Dear members of the Kenyon administration,
A liberal arts education necessitates discussion, debate, action among students — and a modicum of subversion. In liberal democratic regimes, the combination of individual and collective action is essential for mutual goodwill and maintaining democracy. Such systems fail when individuals are atomized and silenced.
As someone who has serious issues with and therefore doesn’t currently support K-SWOC, I believe closing the residential farm program invokes this atomization and suppression. Destroying the Farm community is wrong and proves K-SWOC’s point about the need for increased student representation in administrative decision-making.
It would be easy for you, as administrators, to avoid a labor movement: You just need to avoid antagonizing student workers, which is exactly what you failed to do by shutting down the residential farm program. The Farmers’ recent Collegian editorial states that their program is both unique nationwide and is a marketing tool for Kenyon. It benefits everyone, from farmers to customers to frantic end-of-semester Archons doing service hours. Axing this widely popular institution will harm everyone, including the administration. And shutting it down looks a hell of a lot like K-SWOC’s long-standing allegation against the administration: union busting. Generally, the Farm has long supported K-SWOC. I absolutely respect their right to protest, petition and express grievances, and I agree with many, if not all, of K-SWOC’s grievances. And the Farm should be safe from this cultural assassination.
I struggle with my views on K-SWOC. The CAs’ collective action in summer 2020 initially impressed me and I co-signed some letters to the AT program directors detailing concerns that we had. K-SWOC has provided decent petition opportunities, including the Farm’s petition, which I encourage readers to sign.
However, when the school declined K-SWOC voluntary recognition in fall 2020, it seemed to me, an admittedly casual observer, that K-SWOC’s primary focus shifted from concrete policy advocacy to berating the administration.

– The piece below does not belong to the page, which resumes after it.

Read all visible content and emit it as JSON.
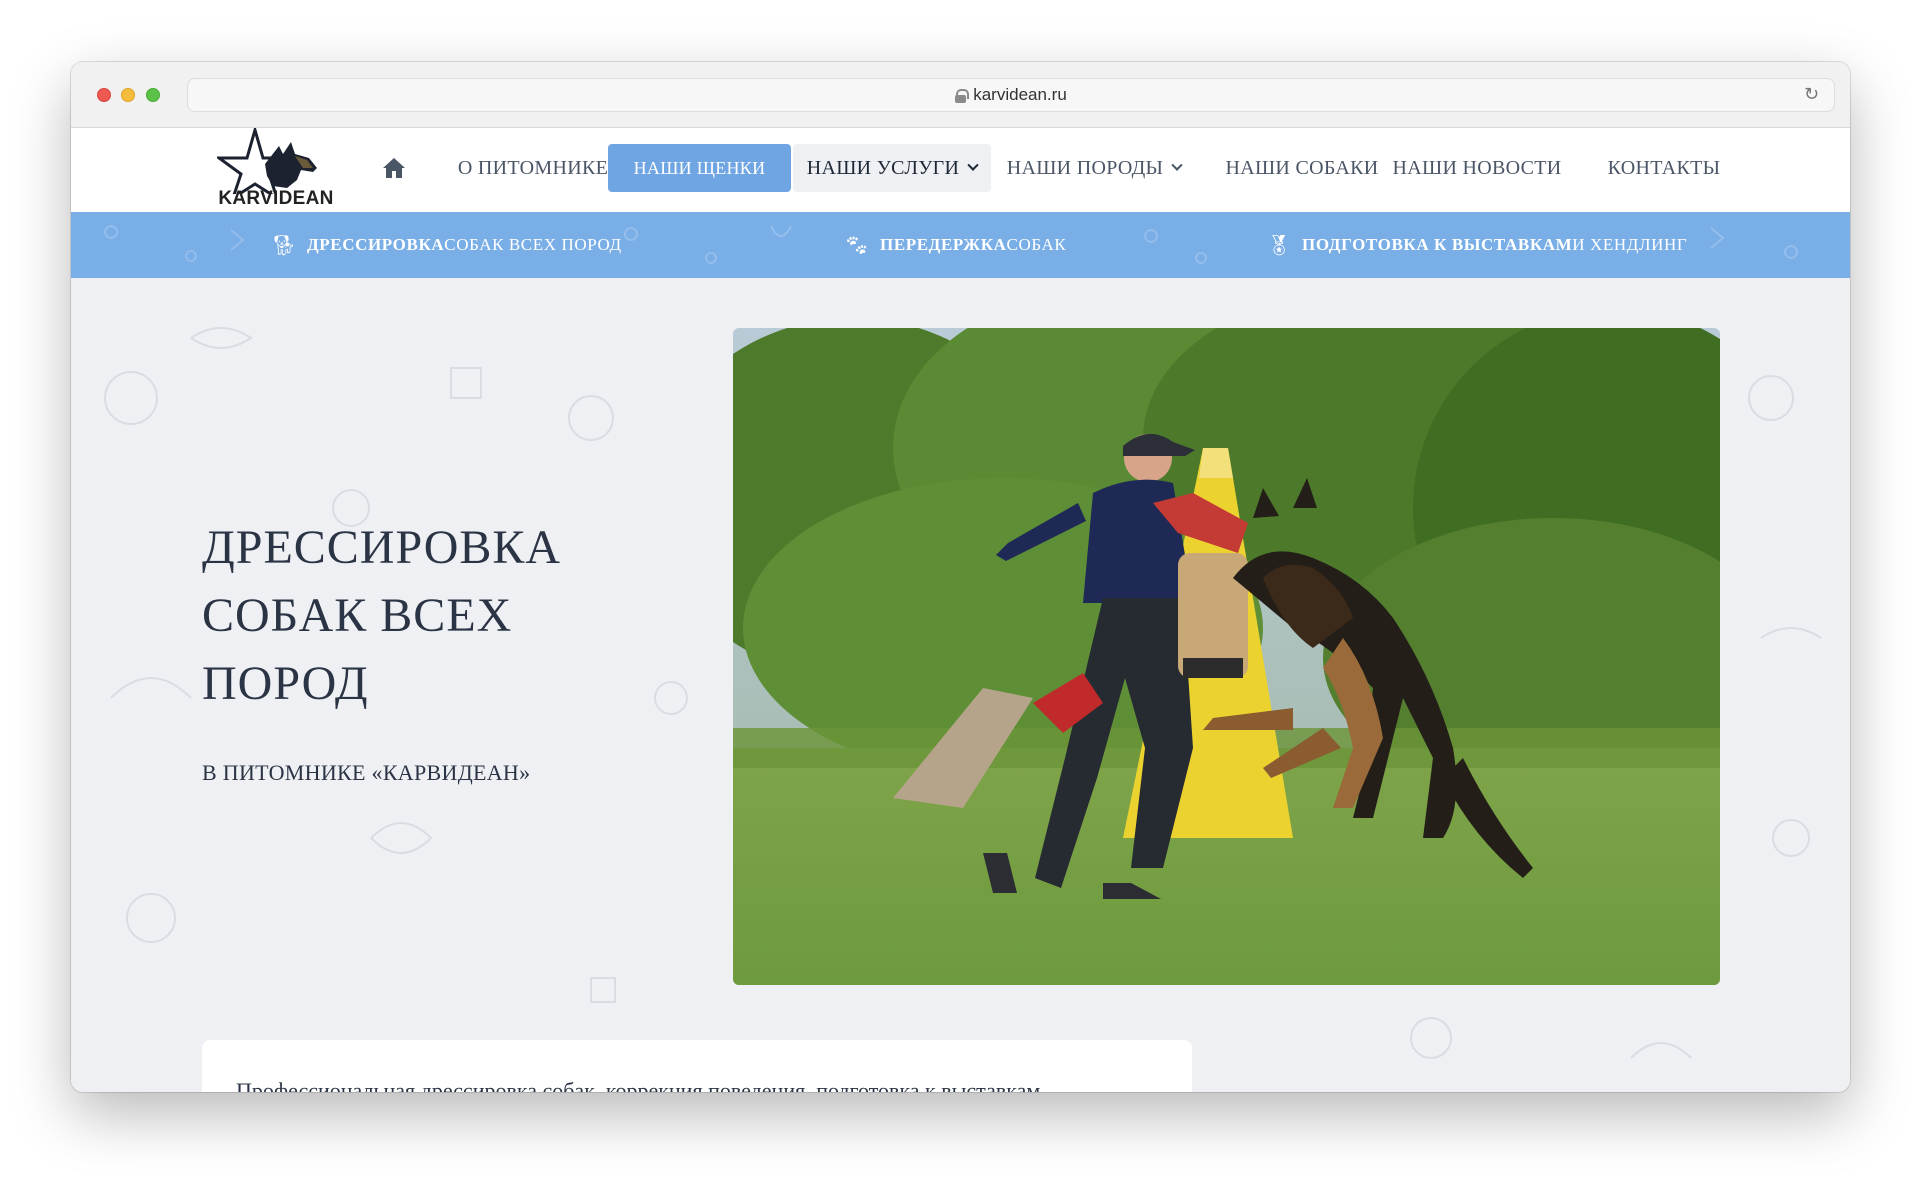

They became more belligerent, and outreach turned into bullying, with some members telling people, incorrectly, that if they were not with them, then they were against them. The spring 2021 strike that intimidated recently admitted students in an info session was particularly shameful and prompted my formal resignation from K-SWOC.
Additionally, I’m extremely uncomfortable with the idea of K-SWOC being recognized with no bylaws, constitution or internal leadership election mechanism. Even the Kenyon Buffs, the group dedicated to “regularly watch[ing], analyz[ing], discuss[ing], and worship[ping] the hit CBS competition-based reality TV show Survivor,” has these. K-SWOC doesn’t. These are basic requirements for any student organization, especially one that hopes to legally represent hundreds of students in labor arbitration and collect dues. Certain K-SWOC members have told me that they plan to write these documents after recognition. I cannot accept this. Any vote on unionization must also be a vote on union structure, and to the best of my knowledge, there is currently no codified structure.
However, I’m not necessarily against the idea of a student workers’ union, particularly because it might prevent abuses like the present Farm issue — namely, making impactful and damaging decisions over the heads of student workers. I’m firmly pro-union for many reasons, particularly the aforementioned democratic benefits and the benefits of a union I saw while working for UPS. Unions built the middle class and produced the social capital to maintain it. In a way, the decline of unions has been the decline of American democracy. But K-SWOC has many questions to answer — and answer well — about union structure at a college with near-100% employee turnover every four years, and how different pluralistic interests would be internally represented. These questions can be answered — bylaws and a constitution might help!
I’m uncertain K-SWOC would even win the election they so desire. Only 137 of approximately 500 student workers voted to call for one. But should the election happen, lunkheaded actions like destroying an entire way of life at Kenyon without consulting those living it and others that exclude student workers from decision-making processes might just lead to the outcome that you, administrators, fear the most. And a significant part of me thinks you’ll have deserved it.
Owen Fitzgerald ’22 is a political science and Spanish major from Louisville, Ky. He can be reached at firstname.lastname@example.org.